## PROBLEM
The answer must be every line of the records in which the string "Business" appears.
[DATA FOR THIS TASK]
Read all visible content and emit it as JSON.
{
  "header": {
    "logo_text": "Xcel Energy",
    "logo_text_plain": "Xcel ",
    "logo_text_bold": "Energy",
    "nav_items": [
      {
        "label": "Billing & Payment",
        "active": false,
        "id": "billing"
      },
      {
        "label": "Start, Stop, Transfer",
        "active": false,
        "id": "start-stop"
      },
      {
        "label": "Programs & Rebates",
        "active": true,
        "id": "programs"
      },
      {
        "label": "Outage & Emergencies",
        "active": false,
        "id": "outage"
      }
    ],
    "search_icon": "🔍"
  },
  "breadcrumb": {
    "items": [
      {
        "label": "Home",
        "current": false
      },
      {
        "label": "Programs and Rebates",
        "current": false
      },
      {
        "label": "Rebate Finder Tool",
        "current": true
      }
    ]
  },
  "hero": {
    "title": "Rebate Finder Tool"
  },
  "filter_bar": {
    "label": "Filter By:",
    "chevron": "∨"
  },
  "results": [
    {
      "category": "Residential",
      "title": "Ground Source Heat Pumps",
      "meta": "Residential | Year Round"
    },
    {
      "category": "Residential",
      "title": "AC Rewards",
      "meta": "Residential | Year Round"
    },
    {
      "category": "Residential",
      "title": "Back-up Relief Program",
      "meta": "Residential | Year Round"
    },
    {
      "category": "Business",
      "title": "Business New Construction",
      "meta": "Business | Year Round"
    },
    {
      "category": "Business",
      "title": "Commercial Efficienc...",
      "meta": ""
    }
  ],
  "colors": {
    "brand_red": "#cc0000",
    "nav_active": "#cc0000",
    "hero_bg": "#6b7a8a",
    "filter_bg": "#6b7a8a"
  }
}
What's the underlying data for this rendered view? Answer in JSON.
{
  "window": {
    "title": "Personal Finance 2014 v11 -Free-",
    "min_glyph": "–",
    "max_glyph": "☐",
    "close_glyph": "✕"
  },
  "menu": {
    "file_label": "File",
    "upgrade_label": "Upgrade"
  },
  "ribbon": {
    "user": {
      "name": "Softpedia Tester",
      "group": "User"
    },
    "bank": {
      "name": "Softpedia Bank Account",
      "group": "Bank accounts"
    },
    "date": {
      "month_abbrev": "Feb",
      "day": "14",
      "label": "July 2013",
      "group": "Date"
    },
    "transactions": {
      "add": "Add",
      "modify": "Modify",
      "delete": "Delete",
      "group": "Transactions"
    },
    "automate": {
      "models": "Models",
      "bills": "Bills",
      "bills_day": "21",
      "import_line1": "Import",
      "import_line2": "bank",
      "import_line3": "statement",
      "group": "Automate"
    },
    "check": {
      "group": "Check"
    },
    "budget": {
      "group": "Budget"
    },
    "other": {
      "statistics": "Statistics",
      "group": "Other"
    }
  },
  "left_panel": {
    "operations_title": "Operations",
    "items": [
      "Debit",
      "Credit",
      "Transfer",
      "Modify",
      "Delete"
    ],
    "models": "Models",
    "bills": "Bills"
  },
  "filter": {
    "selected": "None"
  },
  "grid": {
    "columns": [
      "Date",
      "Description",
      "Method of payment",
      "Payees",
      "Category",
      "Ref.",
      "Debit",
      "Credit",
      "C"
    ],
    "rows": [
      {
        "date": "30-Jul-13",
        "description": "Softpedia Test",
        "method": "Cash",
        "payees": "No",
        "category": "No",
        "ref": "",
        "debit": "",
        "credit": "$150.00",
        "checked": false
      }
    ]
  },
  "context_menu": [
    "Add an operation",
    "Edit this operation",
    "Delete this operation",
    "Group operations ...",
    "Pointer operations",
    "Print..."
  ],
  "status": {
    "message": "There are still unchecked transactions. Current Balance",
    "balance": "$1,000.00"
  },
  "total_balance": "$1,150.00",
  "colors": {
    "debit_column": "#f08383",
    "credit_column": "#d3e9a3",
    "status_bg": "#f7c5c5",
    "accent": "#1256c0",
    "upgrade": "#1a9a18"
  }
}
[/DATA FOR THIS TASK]
## REPLY
      "category": "Business",
      "title": "Business New Construction",
      "meta": "Business | Year Round"
      "category": "Business",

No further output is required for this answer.